According to the authorities, Mustafa al-Kadhimi was unharmed when a drone targeted his home inside the guarded Green Zone.
The government claims that an exploding drone aiming at the Iraqi prime minister’s house failed to kill him. The authorities stated that Mustafa al-Kadhimi was uninjured.
The government said the drone tried to attack al-home Kadhimi’s in Baghdad’s strongly protected Green Zone, which contains international embassies and government buildings, in a statement posted early Sunday. Baghdad residents heard an explosion followed by gunshots in the vicinity.
The Associated Press reported that seven of his security guards were hurt in the incident, according to two Iraqi officials. Because they were not authorised to make public statements, they talked on the condition of anonymity.
“I’m fine, and I’m among my people.” “Thank God,” Prime Minister Justin Trudeau said on Twitter shortly after the incident. “For the sake of Iraq,” he urged calm and patience.
Around the time of the drone attack, a source close to the Iraqi leader said Al-Kadhimi was returning from overseeing security forces engaged in a stand-off with protesters at the southern gate of the Green Zone, Baghdad’s heavily fortified area where the Prime Minister’s residence and other government and diplomatic buildings are located.
A booby-trapped drone struck his residence as he was about to enter it, hurting a number of his residence guards and causing minor damage, according to the source.
The US State Department issued a statement on Sunday condemning the “apparent act of terrorism.” “We have offered our cooperation to the Iraqi security forces responsible with protecting Iraq’s sovereignty and independence as they investigate this attack,” stated spokesperson Ned Price.
Moqtada al-Sadr, a powerful Shia Muslim cleric and the leader of the powerful Sadrist Movement, described the incident as a “terrorist act” that “returns [Iraq] to a state of chaos to be controlled by non-governmental forces, so that Iraq lives in the midst of riots, violence, and terrorism, so that dangers and interventions from the outside swept it from here and there.”

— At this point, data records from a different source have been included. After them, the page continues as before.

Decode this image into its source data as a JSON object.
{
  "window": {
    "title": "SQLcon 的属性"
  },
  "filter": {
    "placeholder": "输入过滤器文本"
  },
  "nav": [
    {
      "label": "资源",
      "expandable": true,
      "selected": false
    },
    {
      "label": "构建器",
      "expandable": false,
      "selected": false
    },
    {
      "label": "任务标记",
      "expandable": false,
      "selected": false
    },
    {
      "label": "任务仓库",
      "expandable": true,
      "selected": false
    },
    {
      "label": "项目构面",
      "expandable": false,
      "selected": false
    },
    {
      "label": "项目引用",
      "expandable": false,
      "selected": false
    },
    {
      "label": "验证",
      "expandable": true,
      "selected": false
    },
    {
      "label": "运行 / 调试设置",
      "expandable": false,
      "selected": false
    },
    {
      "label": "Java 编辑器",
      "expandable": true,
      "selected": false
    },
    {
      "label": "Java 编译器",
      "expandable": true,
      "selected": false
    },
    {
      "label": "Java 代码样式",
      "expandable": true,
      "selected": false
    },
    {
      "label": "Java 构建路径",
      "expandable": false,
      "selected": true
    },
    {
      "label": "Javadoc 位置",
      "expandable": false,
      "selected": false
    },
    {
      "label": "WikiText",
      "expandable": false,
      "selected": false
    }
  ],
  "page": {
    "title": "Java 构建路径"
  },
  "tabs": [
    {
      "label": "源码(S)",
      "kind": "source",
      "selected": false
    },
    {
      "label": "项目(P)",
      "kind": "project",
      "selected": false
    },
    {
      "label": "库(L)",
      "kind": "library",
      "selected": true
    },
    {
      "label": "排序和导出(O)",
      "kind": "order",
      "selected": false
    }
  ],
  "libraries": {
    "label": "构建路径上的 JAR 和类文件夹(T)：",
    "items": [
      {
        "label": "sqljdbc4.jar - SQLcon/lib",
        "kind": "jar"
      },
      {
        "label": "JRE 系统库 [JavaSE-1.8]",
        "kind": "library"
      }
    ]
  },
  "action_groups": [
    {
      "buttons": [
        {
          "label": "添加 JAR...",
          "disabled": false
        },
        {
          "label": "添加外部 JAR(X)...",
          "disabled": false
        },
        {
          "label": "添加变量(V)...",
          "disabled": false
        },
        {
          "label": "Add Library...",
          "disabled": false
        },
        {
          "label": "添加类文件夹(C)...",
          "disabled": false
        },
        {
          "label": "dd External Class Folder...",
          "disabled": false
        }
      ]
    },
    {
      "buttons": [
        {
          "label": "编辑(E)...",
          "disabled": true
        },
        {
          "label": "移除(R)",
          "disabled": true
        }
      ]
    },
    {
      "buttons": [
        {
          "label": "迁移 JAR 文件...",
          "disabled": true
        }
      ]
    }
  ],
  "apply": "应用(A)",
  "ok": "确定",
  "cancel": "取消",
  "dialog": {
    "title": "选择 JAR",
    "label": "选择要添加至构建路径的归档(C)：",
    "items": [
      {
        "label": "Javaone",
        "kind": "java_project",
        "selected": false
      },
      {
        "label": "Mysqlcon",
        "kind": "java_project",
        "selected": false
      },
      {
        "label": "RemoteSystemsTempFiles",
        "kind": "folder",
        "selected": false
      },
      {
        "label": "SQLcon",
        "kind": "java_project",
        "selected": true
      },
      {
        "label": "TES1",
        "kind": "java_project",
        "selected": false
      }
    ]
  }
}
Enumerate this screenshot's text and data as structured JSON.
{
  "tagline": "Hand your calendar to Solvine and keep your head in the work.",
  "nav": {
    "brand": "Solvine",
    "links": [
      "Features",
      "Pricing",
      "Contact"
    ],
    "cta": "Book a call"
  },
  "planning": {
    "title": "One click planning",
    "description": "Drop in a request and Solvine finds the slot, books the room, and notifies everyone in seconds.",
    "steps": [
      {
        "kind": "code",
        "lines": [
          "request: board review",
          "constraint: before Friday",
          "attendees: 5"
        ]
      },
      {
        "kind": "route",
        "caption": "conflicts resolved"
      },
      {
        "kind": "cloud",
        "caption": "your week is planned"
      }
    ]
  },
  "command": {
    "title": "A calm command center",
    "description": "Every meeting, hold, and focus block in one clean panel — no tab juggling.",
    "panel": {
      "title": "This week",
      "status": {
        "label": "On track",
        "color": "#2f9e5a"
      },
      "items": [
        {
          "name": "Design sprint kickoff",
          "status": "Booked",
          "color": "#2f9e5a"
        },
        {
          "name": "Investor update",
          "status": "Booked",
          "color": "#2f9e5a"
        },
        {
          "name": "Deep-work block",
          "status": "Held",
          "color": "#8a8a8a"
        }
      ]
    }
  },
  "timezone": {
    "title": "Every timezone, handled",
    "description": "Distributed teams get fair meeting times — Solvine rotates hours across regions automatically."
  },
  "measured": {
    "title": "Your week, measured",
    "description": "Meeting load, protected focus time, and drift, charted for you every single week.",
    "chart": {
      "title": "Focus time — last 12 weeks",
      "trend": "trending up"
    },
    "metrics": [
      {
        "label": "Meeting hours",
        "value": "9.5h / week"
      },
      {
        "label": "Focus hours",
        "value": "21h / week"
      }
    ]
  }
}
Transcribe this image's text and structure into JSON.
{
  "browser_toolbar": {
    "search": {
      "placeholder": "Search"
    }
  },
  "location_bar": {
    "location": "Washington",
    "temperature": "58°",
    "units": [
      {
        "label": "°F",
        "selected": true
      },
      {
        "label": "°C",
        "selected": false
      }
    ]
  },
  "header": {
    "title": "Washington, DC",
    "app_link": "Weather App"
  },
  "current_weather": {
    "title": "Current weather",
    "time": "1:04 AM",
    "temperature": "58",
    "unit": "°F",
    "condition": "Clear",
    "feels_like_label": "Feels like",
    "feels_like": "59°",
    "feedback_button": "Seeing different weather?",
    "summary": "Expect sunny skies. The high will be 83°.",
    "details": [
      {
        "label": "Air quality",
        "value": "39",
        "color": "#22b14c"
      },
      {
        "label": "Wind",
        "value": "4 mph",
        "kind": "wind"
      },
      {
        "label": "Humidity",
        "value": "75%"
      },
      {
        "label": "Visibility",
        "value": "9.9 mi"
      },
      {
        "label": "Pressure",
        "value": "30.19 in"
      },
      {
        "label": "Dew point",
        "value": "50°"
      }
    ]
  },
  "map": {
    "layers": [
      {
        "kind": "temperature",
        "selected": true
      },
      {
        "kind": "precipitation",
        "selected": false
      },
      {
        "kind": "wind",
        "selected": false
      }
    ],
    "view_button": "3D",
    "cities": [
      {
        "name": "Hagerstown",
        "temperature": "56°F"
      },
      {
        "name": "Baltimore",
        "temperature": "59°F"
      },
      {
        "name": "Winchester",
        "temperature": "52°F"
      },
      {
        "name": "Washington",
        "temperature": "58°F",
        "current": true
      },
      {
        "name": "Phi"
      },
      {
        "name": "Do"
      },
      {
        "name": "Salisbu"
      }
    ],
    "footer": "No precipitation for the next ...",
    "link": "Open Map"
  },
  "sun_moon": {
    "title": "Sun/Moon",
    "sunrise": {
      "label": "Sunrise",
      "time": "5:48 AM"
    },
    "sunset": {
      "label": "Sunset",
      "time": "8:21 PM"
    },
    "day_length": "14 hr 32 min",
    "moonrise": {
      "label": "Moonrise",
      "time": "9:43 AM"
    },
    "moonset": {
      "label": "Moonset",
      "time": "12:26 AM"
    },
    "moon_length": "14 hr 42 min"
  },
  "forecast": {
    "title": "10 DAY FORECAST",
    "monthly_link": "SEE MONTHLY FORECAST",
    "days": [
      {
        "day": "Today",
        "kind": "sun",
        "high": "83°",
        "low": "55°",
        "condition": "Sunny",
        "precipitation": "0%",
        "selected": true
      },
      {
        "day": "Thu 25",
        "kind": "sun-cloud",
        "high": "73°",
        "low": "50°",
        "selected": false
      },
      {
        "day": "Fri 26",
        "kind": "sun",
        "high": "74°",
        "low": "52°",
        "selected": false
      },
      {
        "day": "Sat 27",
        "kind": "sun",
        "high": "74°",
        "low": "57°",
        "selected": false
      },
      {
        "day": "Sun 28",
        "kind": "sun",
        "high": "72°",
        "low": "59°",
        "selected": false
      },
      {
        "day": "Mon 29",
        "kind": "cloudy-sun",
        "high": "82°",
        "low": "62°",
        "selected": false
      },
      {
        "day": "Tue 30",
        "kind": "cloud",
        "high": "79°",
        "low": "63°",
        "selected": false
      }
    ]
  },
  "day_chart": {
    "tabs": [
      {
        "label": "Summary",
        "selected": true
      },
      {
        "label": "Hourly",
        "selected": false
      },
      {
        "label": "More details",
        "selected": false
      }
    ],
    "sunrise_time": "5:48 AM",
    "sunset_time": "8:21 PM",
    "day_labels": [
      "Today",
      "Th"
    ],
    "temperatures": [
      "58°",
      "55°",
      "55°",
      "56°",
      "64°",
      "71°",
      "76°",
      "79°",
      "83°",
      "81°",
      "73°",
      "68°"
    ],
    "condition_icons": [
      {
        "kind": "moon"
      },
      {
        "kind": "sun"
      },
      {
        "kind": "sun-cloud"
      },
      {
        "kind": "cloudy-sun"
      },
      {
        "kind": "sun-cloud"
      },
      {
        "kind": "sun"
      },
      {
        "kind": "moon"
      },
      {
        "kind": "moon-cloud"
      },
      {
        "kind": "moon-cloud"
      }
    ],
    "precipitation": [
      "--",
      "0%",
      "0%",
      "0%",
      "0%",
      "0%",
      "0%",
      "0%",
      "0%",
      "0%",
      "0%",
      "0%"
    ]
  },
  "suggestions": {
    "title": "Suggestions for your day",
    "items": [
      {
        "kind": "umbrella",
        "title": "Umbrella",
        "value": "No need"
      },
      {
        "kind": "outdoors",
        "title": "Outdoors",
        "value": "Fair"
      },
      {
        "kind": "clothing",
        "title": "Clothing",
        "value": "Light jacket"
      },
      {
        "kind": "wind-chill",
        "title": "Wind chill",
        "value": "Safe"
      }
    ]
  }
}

“Our courageous army and heroic security forces must take matters into their own hands till Iraq recovers and returns strong,” he declared as a result of the attempt.
The President of the Kurdish Regional Government (KRG), a semi-autonomous region in northern Iraq, also issued a statement condemning the failed assassination attempt, calling it a “terrorist act” that represents a “dangerous development” that threatens the country’s security and stability and portends dire consequences.
In a statement issued early Sunday, KRG President Nechirvan Barani said, “I ask everyone to exercise restraint and calm down.”
Al-Sadr and his alliance won more than 70 seats in Iraq’s parliamentary elections two weeks ago, a major increase from the 54 seats they won in the previous elections in 2018.
Although no one has claimed credit for the attempted assassination, it comes at a time when emotions in the capital are at an all-time high.
According to CNN, supporters of Iran-backed militias battled with Iraqi security forces near the Green Zone on Friday, killing one person and injuring scores more.
After losing parliament seats in Iraq’s elections last month, parties representing Iran-backed militias called for protests, angering militia leaders and provoking many protests and sit-ins in recent weeks.
In a statement sent by spokesman Abu Ali al-Askari, Kata’ib Hezbollah, one of Iraq’s most powerful Iranian-backed Shia paramilitary groups, denied any involvement in the assassination attempt on the prime minister on Sunday, while also criticising the government’s response.
Al-Askari believes Al-Kadhimi is “playing the victim,” and that there are “less expensive” and “more certain” ways to destroy the prime minister if that is the goal.
“Isn’t it interesting that he preaches moderation and calm, yet no one seems concerned? Who is the one who has lost control?” On Sunday, al-Askari issued a statement.
“May God curse you and those who aid you,” al-Askari added, in a no-holds-barred jab at the Prime Minister.
Meanwhile, Ali Shamkhani, the Secretary of Iran’s Supreme National Security Council, condemned the attempted assassination, saying in a tweet on Sunday that the incident must be “traced back to foreign think tanks (or agencies)” who have “brought nothing but insecurity, discord, and instability to the oppressed Iraqi people through the creation and support of terrorist groups and occupation of this country for years.”